Supplied records
++++++++

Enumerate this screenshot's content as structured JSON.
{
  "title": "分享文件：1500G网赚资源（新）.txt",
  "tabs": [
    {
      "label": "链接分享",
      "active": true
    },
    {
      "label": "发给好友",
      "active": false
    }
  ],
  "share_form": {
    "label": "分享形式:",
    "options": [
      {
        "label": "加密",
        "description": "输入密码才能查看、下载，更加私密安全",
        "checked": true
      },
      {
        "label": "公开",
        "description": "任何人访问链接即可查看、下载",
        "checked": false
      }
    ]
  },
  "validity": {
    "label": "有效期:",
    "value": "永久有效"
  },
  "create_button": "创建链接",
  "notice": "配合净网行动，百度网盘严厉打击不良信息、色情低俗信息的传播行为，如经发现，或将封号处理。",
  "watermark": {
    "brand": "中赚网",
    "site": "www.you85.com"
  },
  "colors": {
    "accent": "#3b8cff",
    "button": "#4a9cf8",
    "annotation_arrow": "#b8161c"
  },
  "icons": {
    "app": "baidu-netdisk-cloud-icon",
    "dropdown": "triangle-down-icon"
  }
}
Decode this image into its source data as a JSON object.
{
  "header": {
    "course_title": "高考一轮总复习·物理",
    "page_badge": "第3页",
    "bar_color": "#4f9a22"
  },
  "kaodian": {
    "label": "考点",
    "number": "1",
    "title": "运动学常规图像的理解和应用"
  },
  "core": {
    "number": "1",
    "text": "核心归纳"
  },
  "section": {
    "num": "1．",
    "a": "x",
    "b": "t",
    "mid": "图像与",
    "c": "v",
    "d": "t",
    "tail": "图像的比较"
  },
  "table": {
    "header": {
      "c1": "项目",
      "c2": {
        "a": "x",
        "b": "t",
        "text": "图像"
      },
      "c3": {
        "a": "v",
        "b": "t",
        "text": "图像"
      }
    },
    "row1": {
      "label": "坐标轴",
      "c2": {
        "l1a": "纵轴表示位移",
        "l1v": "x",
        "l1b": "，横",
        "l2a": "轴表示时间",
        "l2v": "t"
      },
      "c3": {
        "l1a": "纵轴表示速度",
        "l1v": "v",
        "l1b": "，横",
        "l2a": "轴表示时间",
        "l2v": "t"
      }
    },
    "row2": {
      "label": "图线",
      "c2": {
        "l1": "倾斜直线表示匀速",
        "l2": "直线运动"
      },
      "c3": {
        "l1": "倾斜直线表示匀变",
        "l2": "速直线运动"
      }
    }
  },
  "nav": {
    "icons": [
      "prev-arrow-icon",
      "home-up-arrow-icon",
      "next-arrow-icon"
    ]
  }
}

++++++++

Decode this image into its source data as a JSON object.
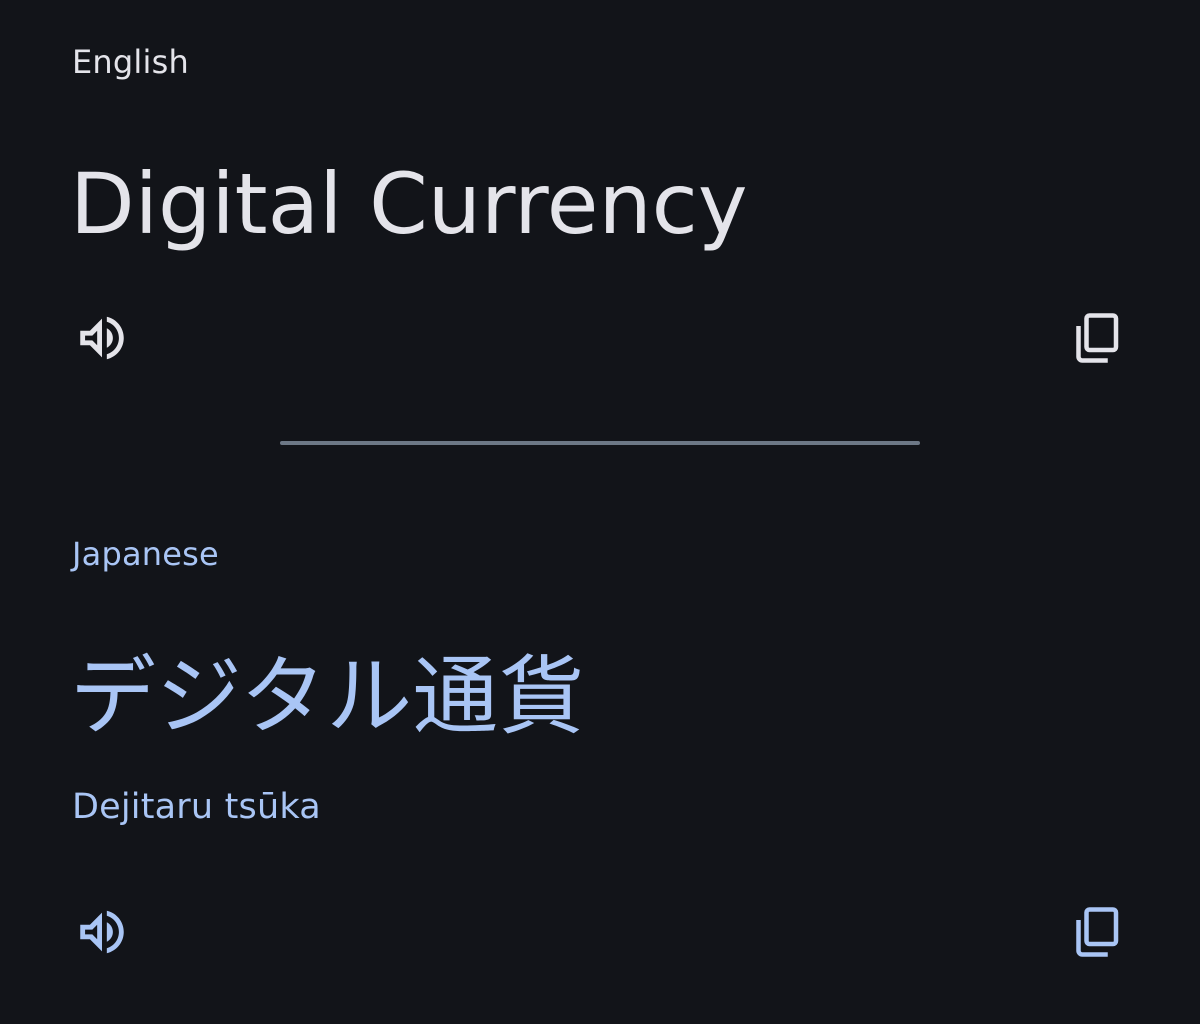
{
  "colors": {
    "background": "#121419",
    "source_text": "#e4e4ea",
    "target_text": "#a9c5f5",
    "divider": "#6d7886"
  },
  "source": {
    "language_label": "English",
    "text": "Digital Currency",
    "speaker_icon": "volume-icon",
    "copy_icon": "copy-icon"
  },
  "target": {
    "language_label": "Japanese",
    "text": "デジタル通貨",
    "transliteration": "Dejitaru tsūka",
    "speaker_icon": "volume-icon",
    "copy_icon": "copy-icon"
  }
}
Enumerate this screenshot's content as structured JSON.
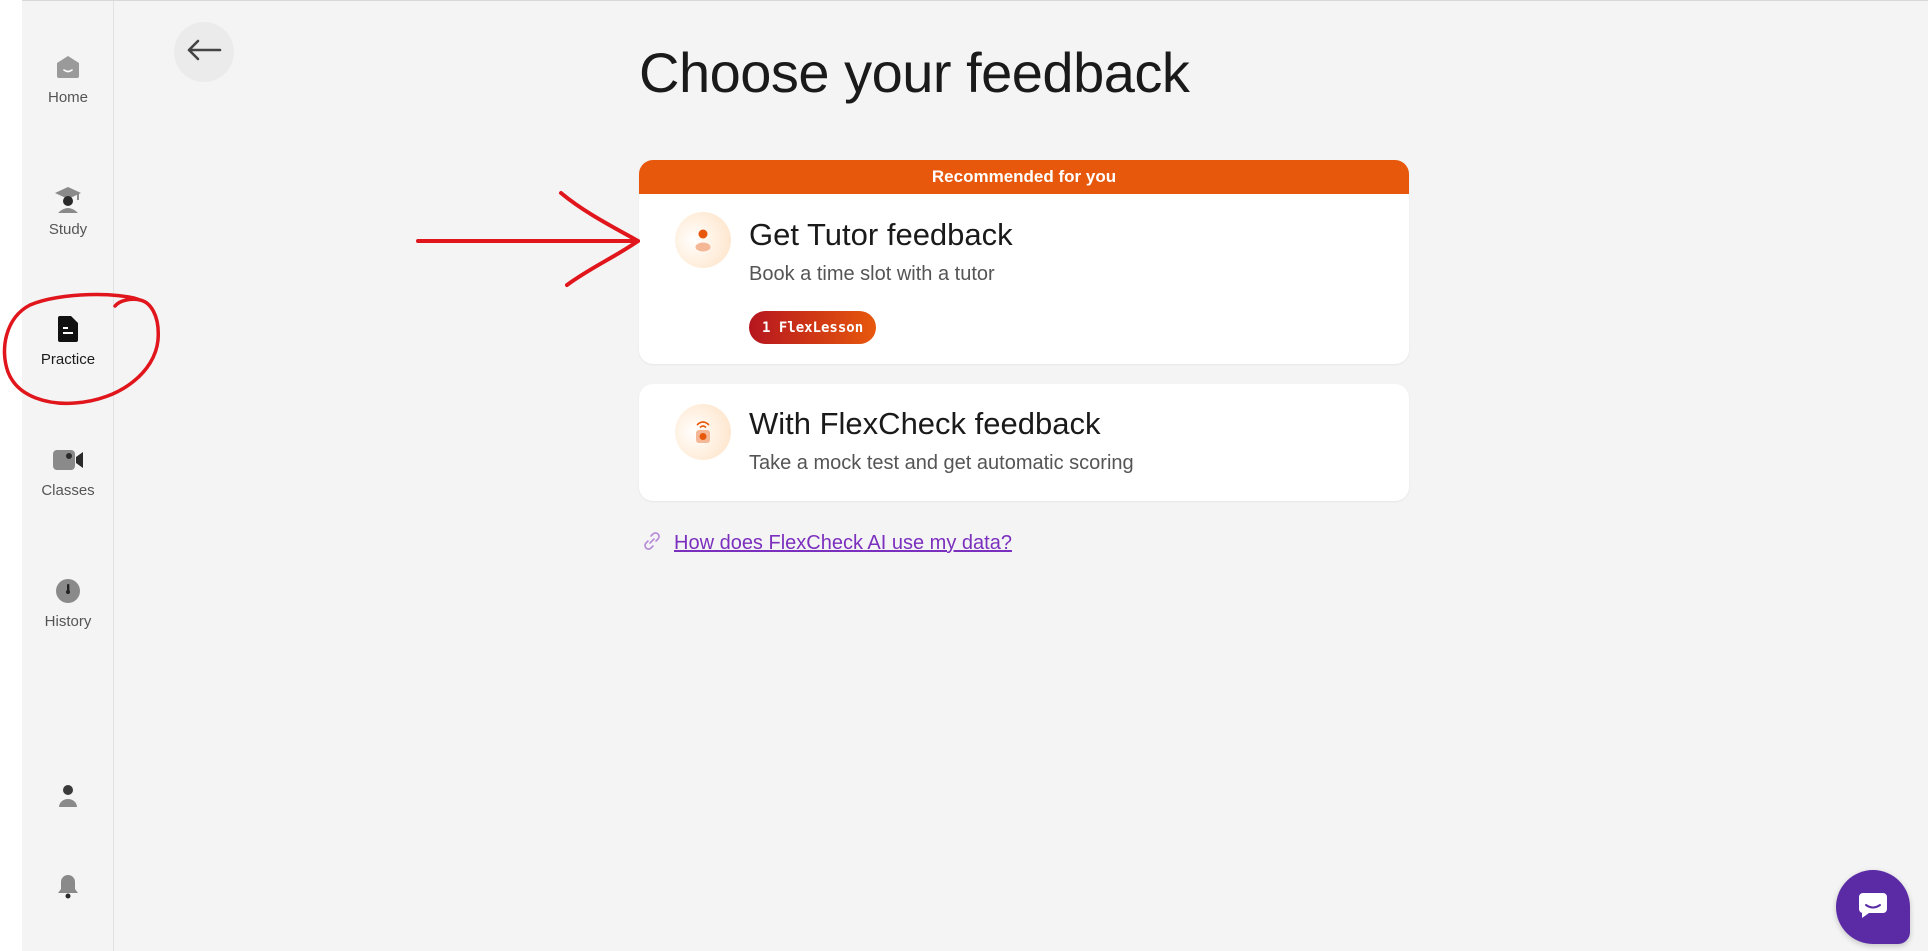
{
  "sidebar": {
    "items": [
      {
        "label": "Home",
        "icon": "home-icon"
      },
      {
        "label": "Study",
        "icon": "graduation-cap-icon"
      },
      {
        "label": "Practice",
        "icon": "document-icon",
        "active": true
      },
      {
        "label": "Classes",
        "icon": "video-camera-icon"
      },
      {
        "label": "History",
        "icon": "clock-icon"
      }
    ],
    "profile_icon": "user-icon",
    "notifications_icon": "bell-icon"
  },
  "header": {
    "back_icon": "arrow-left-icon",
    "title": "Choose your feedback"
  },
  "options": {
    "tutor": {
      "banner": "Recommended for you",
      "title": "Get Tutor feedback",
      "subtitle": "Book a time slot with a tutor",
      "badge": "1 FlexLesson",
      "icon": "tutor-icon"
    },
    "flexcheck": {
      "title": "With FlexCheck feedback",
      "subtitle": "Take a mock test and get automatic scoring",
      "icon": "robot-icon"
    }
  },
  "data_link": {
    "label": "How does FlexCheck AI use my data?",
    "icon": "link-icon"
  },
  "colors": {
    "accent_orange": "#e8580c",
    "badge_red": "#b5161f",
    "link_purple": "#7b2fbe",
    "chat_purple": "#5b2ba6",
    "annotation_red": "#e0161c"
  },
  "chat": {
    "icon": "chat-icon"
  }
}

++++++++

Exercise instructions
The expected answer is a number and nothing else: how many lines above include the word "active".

Written solution
3